Following up on the Regal harp guitar story of yesterday:

I’ve always held Wulschner/Regal responsible for their strange (even silly) c.1900 harp guitar experiment, but now I wonder if they actually copied it.

One of the first harp guitar finds of our Cadenza research project (something that holds much yet to blog about) was this incredible image, from the Jan/Feb, 1895 issue:

The Imperial mandolin, guitar and banjo orchestra of Kansas City, H.W. Adams, director

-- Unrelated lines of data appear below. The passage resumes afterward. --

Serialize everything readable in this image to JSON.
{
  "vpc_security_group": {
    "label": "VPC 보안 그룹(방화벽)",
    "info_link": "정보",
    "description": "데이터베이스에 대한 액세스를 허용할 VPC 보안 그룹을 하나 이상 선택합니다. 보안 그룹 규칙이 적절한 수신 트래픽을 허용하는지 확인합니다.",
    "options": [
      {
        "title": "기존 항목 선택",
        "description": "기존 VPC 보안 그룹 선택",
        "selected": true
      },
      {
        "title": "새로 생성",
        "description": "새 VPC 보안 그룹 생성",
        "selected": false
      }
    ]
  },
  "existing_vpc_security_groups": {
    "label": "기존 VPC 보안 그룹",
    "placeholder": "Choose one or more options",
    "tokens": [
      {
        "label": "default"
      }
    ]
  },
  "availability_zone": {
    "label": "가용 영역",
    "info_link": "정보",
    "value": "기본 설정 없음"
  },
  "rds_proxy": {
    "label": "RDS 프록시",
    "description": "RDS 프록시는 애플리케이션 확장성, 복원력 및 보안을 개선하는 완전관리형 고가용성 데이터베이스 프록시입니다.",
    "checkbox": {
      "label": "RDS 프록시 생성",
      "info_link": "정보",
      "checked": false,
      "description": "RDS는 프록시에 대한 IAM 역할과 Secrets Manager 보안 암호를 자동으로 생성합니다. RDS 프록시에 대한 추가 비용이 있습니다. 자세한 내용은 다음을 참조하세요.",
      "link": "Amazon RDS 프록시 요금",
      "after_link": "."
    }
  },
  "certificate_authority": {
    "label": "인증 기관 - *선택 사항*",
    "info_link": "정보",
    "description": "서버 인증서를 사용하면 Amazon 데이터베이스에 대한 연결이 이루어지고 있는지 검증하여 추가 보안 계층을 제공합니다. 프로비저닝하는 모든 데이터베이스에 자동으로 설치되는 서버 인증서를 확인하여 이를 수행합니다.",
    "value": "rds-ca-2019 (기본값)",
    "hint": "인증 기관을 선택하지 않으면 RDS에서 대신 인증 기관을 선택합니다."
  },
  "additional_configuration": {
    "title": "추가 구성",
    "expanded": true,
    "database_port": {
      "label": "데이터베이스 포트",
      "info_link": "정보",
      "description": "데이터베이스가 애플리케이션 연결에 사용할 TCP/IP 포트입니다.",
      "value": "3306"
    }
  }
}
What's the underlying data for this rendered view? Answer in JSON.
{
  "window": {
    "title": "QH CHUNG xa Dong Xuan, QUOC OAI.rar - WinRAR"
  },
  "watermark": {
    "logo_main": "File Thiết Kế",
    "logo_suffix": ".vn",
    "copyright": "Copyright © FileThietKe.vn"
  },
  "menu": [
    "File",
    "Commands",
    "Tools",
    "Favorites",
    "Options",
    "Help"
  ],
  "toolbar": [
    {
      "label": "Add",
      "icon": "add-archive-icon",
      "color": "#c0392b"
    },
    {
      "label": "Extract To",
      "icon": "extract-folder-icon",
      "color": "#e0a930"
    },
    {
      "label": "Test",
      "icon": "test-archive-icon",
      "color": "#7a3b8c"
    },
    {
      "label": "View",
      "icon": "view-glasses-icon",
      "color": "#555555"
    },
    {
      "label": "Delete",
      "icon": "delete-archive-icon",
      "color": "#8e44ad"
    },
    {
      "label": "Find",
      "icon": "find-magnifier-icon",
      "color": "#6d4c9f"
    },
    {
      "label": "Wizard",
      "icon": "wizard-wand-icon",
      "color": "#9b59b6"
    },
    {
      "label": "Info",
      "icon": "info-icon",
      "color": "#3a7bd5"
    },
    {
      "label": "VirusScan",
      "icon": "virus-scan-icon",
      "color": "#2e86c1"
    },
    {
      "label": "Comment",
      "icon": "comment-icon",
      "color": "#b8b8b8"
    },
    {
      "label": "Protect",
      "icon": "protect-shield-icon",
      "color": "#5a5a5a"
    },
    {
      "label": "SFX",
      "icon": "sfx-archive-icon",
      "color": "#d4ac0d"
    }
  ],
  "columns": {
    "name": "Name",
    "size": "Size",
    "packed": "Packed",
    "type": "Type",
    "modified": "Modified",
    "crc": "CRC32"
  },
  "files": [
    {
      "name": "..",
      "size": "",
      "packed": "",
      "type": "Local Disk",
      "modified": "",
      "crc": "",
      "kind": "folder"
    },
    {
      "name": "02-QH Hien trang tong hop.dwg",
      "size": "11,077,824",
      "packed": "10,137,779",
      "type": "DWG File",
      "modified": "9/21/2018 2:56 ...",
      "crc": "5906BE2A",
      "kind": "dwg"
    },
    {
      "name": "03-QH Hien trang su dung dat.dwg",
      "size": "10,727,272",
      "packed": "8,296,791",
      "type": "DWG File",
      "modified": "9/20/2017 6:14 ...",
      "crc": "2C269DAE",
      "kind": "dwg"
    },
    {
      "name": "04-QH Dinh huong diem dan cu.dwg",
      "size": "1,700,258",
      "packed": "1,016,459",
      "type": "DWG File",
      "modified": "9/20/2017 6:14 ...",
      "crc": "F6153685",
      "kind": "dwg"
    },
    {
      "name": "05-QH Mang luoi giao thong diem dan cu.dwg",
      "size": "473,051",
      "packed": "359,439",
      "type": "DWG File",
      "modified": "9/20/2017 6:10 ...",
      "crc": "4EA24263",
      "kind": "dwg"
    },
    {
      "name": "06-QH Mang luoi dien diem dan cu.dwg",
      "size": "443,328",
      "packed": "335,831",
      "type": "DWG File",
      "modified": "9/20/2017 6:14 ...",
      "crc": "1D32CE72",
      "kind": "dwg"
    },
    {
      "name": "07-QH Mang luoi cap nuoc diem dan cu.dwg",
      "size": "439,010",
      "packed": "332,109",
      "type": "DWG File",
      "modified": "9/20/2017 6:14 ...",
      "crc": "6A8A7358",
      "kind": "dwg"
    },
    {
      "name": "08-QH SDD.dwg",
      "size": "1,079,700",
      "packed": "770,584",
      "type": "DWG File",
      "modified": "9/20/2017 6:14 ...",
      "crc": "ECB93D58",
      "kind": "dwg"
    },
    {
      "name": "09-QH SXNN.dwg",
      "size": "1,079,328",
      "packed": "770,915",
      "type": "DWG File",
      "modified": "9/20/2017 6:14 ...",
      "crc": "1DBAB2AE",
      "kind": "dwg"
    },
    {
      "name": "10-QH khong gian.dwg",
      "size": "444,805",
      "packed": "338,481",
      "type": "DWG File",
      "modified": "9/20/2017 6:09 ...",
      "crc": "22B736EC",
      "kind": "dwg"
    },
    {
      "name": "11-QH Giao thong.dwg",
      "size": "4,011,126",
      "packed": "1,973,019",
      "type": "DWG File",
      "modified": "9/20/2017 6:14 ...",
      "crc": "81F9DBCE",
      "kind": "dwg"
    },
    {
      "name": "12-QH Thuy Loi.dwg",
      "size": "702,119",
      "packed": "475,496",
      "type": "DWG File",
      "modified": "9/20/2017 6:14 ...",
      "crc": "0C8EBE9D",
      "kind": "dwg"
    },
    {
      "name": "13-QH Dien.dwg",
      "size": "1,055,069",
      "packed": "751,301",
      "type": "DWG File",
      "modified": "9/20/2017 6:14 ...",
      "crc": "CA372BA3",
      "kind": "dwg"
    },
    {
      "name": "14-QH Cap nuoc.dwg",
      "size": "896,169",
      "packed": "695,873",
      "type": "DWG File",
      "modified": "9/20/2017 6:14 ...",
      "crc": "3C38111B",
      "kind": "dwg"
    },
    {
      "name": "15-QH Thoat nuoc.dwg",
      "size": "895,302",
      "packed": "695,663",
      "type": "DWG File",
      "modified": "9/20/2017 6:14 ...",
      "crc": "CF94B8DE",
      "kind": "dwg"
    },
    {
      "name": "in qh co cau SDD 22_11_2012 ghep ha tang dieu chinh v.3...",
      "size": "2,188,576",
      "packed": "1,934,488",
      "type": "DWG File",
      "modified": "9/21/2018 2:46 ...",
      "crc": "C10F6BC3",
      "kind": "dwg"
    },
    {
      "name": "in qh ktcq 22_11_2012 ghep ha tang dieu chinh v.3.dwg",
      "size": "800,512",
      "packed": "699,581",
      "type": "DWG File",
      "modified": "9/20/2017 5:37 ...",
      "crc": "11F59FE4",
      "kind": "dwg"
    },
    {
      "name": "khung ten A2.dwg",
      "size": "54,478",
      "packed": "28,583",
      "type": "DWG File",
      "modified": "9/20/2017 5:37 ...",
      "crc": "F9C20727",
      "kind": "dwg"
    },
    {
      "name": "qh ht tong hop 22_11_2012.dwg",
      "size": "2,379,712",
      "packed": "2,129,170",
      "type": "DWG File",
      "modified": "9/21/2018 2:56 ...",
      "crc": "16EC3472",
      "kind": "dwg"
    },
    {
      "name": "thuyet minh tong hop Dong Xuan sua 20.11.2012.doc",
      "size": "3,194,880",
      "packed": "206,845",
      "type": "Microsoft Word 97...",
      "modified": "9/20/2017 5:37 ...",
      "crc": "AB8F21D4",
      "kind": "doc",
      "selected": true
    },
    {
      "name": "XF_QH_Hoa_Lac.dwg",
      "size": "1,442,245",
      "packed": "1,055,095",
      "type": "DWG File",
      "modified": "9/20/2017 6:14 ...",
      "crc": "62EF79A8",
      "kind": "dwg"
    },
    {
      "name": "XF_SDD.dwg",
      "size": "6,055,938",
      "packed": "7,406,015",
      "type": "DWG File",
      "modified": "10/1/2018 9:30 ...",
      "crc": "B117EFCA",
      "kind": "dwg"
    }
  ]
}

At first glance, I thought “Cool – a Regal and a Harwood harp guitar together!”  On second glance, I realized that nearly all the mandolins, guitars and harp guitars were actually Harwood instruments (easily identified by the last marker inlaid with a bone rectangle, stamped “Harwood”).   So the slimmed-down “Regal” was really a Harwood!

I also realized that this photo was early – much earlier than the 1898-introduced date I had as the previous oldest for Harwood harp guitars.  These instruments would have had to have been built by the end of 1894 (before the photo was taken for submission to The Cadenza, printed the next month), and likely earlier.  So now I’ve got to update the whole Harwood page again…

But back to our topic.  So the J. W. Jenkins Company (they owned and made the “Harwood” brand, and were also in Kansas City, where the orchestra above was formed) made a “slab neck attachment” harp guitar well before Wulschner it seems.  Coincidental?   I doubt it.  Perhaps one of those responsible for the Regal line saw this very image and eventually combined the large size of the jumbo 12-bass Harwood with the smaller 6-bass “slab neck” to create what they thought was the optimum harp guitar.

Not a good idea.

Still – more wonderful harp guitar history that makes me want to get up each morning and go discover!